Supplied entries:
———

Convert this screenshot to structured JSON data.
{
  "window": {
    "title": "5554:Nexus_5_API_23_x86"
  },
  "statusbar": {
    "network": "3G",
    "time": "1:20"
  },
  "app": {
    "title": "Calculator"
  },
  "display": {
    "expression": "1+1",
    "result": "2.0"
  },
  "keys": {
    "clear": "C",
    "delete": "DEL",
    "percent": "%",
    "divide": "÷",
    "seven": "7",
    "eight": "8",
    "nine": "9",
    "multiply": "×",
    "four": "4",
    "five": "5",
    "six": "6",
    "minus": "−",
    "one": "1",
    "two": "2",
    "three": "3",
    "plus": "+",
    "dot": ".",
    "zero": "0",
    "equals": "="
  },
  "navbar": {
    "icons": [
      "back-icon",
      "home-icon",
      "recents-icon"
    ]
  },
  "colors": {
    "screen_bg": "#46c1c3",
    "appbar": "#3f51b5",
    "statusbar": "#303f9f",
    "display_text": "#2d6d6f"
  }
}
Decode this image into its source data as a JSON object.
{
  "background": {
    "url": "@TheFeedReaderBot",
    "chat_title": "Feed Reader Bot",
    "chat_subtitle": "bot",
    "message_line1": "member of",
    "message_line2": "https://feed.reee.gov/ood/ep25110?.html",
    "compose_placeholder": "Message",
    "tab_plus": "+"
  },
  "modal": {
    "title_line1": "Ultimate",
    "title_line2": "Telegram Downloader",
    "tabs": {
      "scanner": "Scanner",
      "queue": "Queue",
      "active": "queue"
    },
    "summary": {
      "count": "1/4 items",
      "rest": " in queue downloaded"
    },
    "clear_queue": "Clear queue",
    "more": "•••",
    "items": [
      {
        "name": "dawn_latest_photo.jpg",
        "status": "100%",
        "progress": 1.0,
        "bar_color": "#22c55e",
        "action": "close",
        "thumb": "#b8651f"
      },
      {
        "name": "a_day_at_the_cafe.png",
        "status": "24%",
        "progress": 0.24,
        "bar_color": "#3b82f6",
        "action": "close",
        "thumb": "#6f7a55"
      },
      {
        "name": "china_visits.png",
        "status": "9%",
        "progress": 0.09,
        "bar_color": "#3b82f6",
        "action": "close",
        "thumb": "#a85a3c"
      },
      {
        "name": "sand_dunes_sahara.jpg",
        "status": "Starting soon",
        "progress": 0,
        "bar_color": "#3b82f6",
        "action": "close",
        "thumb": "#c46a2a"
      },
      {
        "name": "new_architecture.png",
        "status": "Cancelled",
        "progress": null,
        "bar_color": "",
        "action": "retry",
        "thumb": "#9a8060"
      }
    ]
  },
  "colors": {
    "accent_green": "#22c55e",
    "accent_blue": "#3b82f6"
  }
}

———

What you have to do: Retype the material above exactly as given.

Task response:
Convert this screenshot to structured JSON data.
{
  "window": {
    "title": "5554:Nexus_5_API_23_x86"
  },
  "statusbar": {
    "network": "3G",
    "time": "1:20"
  },
  "app": {
    "title": "Calculator"
  },
  "display": {
    "expression": "1+1",
    "result": "2.0"
  },
  "keys": {
    "clear": "C",
    "delete": "DEL",
    "percent": "%",
    "divide": "÷",
    "seven": "7",
    "eight": "8",
    "nine": "9",
    "multiply": "×",
    "four": "4",
    "five": "5",
    "six": "6",
    "minus": "−",
    "one": "1",
    "two": "2",
    "three": "3",
    "plus": "+",
    "dot": ".",
    "zero": "0",
    "equals": "="
  },
  "navbar": {
    "icons": [
      "back-icon",
      "home-icon",
      "recents-icon"
    ]
  },
  "colors": {
    "screen_bg": "#46c1c3",
    "appbar": "#3f51b5",
    "statusbar": "#303f9f",
    "display_text": "#2d6d6f"
  }
}
Decode this image into its source data as a JSON object.
{
  "background": {
    "url": "@TheFeedReaderBot",
    "chat_title": "Feed Reader Bot",
    "chat_subtitle": "bot",
    "message_line1": "member of",
    "message_line2": "https://feed.reee.gov/ood/ep25110?.html",
    "compose_placeholder": "Message",
    "tab_plus": "+"
  },
  "modal": {
    "title_line1": "Ultimate",
    "title_line2": "Telegram Downloader",
    "tabs": {
      "scanner": "Scanner",
      "queue": "Queue",
      "active": "queue"
    },
    "summary": {
      "count": "1/4 items",
      "rest": " in queue downloaded"
    },
    "clear_queue": "Clear queue",
    "more": "•••",
    "items": [
      {
        "name": "dawn_latest_photo.jpg",
        "status": "100%",
        "progress": 1.0,
        "bar_color": "#22c55e",
        "action": "close",
        "thumb": "#b8651f"
      },
      {
        "name": "a_day_at_the_cafe.png",
        "status": "24%",
        "progress": 0.24,
        "bar_color": "#3b82f6",
        "action": "close",
        "thumb": "#6f7a55"
      },
      {
        "name": "china_visits.png",
        "status": "9%",
        "progress": 0.09,
        "bar_color": "#3b82f6",
        "action": "close",
        "thumb": "#a85a3c"
      },
      {
        "name": "sand_dunes_sahara.jpg",
        "status": "Starting soon",
        "progress": 0,
        "bar_color": "#3b82f6",
        "action": "close",
        "thumb": "#c46a2a"
      },
      {
        "name": "new_architecture.png",
        "status": "Cancelled",
        "progress": null,
        "bar_color": "",
        "action": "retry",
        "thumb": "#9a8060"
      }
    ]
  },
  "colors": {
    "accent_green": "#22c55e",
    "accent_blue": "#3b82f6"
  }
}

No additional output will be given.